- Pay attention to temperature. Bacteria are sensitive to temperature. Too high a temperature will kill them while too low a temperature will stall their work - resulting in yogurt that never turns out. The ideal temperature for culturing yogurt is about 110 F or 43 C. A range of 108 F to 112 F is what you should shoot for.
- Strain the yogurt. Straining removes some of the whey (or the liquid portion of your yogurt), resulting in a super creamy texture. An hour is usually sufficient for most homemade yogurt, but overnight works well for Greek-style yogurt.
- Whip the yogurt. After straining, whip it with a balloon whisk until lightened and voluminous. This extra step introduces air into your homemade yogurt for an unbeatable light texture.
Fruit-flavored yogurt. To make fruit-flavored yogurt, you'll culture your homemade yogurt as called for in the recipe above. Then spoon jam or a fruit coulis into the bottom of a jar, top with homemade yogurt, and seal the jar. Stir before serving.
Greek-style Yogurt. To make Greek-style yogurt, strain homemade yogurt for about 8 hours and up to overnight. The longer it strains, the thicker it will be.
French-style Yogurt. French-style yogurt is made from whole milk and is not strained. To make it, follow the instructions above using whole milk and omitting the straining step.
Non-dairy Yogurt. This recipe is intended for use with dairy milk such as cow's milk or goat's milk. Dairy alternatives, such as coconut milk or oat milk, lack protein and do not culture the same way as traditional yogurt; however, you can try this recipe for coconut yogurt which is made from coconut meat.
The USDA recommends storing yogurt in the fridge and consuming it within 2 weeks of making it.

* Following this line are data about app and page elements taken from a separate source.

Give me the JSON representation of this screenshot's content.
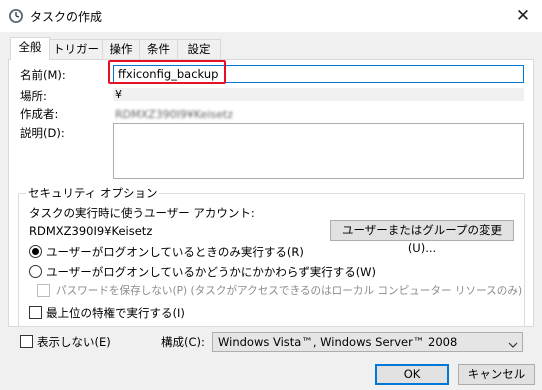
{
  "window": {
    "title": "タスクの作成",
    "close_glyph": "✕"
  },
  "tabs": [
    {
      "label": "全般",
      "active": true
    },
    {
      "label": "トリガー",
      "active": false
    },
    {
      "label": "操作",
      "active": false
    },
    {
      "label": "条件",
      "active": false
    },
    {
      "label": "設定",
      "active": false
    }
  ],
  "general": {
    "name_label": "名前(M):",
    "name_value": "ffxiconfig_backup",
    "location_label": "場所:",
    "location_value": "¥",
    "author_label": "作成者:",
    "author_value": "RDMXZ390I9¥Keisetz",
    "description_label": "説明(D):",
    "description_value": ""
  },
  "security": {
    "group_title": "セキュリティ オプション",
    "account_label": "タスクの実行時に使うユーザー アカウント:",
    "account_value": "RDMXZ390I9¥Keisetz",
    "change_user_button": "ユーザーまたはグループの変更(U)...",
    "radio_logged_on": "ユーザーがログオンしているときのみ実行する(R)",
    "radio_whether": "ユーザーがログオンしているかどうかにかかわらず実行する(W)",
    "no_store_password": "パスワードを保存しない(P) (タスクがアクセスできるのはローカル コンピューター リソースのみ)",
    "highest_privileges": "最上位の特権で実行する(I)",
    "selected_radio": "radio_logged_on"
  },
  "footer": {
    "hidden_label": "表示しない(E)",
    "configure_label": "構成(C):",
    "configure_value": "Windows Vista™, Windows Server™ 2008",
    "ok_button": "OK",
    "cancel_button": "キャンセル"
  },
  "colors": {
    "accent": "#0078d7",
    "highlight_box": "#e81123"
  }
}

You can freeze yogurt for up to 2 months; however, freezing may impair or damage some of yogurt's beneficial bacteria.
Yogurt that has gone bad may smell putrid or rotten rather than pleasantly sour. You may also see signs of mold contamination, such as spots of green pink, or white.
Tilt the jar slightly to one side. If the yogurt separates cleanly from the wall of the jar, you know it's ready. This culturing process typically takes 6 to 8 hours at an elevated temperature of about 110 F.
Yogurt ferments for about 6 hours; however you can ferment it longer if you prefer a sourer flavor. If you ferment yogurt too long, the yogurt will turn very sour and may separate.
When you strain yogurt, you'll remove the liquid portion of the yogurt which is called whey. You can discard it, add it to smoothies, or use it to kickstart fermentation in whey-based fermented drinks such as this fermented lemonade.
Yogurt makers keep a steady, even temperature - exactly what you need to successfully culture yogurt; however, you can make yogurt in any device that can keep a steady temperature of about 110 F such as a sous vide immersion circulator, dehydrator, or even an oven with the pilot light on.
Scalding the milk (bringing it up to 180 F) kills any bacteria that may have contaminated the milk, ensuring that you're starting off with a clean slate of only the bacteria in your starter culture. As a result, your yogurt will be consistent in flavor and texture from batch to batch.